- _Task_
Reproduce the records below exactly as shown.

----- Available records

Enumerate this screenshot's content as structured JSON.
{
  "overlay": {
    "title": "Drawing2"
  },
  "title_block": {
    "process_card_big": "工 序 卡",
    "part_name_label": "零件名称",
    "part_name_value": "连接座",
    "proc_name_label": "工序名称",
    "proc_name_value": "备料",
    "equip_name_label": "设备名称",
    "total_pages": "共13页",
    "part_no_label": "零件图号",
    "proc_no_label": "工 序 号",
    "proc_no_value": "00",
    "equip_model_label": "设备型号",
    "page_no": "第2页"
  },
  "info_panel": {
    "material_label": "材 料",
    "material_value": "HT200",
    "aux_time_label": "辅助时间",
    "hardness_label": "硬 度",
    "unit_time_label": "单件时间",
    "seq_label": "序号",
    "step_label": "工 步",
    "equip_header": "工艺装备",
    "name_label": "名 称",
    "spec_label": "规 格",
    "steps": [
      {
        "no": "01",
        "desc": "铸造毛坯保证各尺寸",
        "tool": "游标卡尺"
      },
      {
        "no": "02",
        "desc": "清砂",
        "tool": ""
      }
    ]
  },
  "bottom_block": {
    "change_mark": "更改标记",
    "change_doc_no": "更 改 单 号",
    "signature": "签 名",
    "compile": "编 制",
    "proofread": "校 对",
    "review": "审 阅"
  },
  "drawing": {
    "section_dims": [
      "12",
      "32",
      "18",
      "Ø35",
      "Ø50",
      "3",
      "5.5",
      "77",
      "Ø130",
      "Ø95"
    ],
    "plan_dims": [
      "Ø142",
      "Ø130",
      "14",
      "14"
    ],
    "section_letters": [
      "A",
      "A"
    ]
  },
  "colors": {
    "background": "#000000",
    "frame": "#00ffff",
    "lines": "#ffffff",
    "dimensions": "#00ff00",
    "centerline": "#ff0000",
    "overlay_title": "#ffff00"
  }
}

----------

- _Exercise answer_
Enumerate this screenshot's content as structured JSON.
{
  "overlay": {
    "title": "Drawing2"
  },
  "title_block": {
    "process_card_big": "工 序 卡",
    "part_name_label": "零件名称",
    "part_name_value": "连接座",
    "proc_name_label": "工序名称",
    "proc_name_value": "备料",
    "equip_name_label": "设备名称",
    "total_pages": "共13页",
    "part_no_label": "零件图号",
    "proc_no_label": "工 序 号",
    "proc_no_value": "00",
    "equip_model_label": "设备型号",
    "page_no": "第2页"
  },
  "info_panel": {
    "material_label": "材 料",
    "material_value": "HT200",
    "aux_time_label": "辅助时间",
    "hardness_label": "硬 度",
    "unit_time_label": "单件时间",
    "seq_label": "序号",
    "step_label": "工 步",
    "equip_header": "工艺装备",
    "name_label": "名 称",
    "spec_label": "规 格",
    "steps": [
      {
        "no": "01",
        "desc": "铸造毛坯保证各尺寸",
        "tool": "游标卡尺"
      },
      {
        "no": "02",
        "desc": "清砂",
        "tool": ""
      }
    ]
  },
  "bottom_block": {
    "change_mark": "更改标记",
    "change_doc_no": "更 改 单 号",
    "signature": "签 名",
    "compile": "编 制",
    "proofread": "校 对",
    "review": "审 阅"
  },
  "drawing": {
    "section_dims": [
      "12",
      "32",
      "18",
      "Ø35",
      "Ø50",
      "3",
      "5.5",
      "77",
      "Ø130",
      "Ø95"
    ],
    "plan_dims": [
      "Ø142",
      "Ø130",
      "14",
      "14"
    ],
    "section_letters": [
      "A",
      "A"
    ]
  },
  "colors": {
    "background": "#000000",
    "frame": "#00ffff",
    "lines": "#ffffff",
    "dimensions": "#00ff00",
    "centerline": "#ff0000",
    "overlay_title": "#ffff00"
  }
}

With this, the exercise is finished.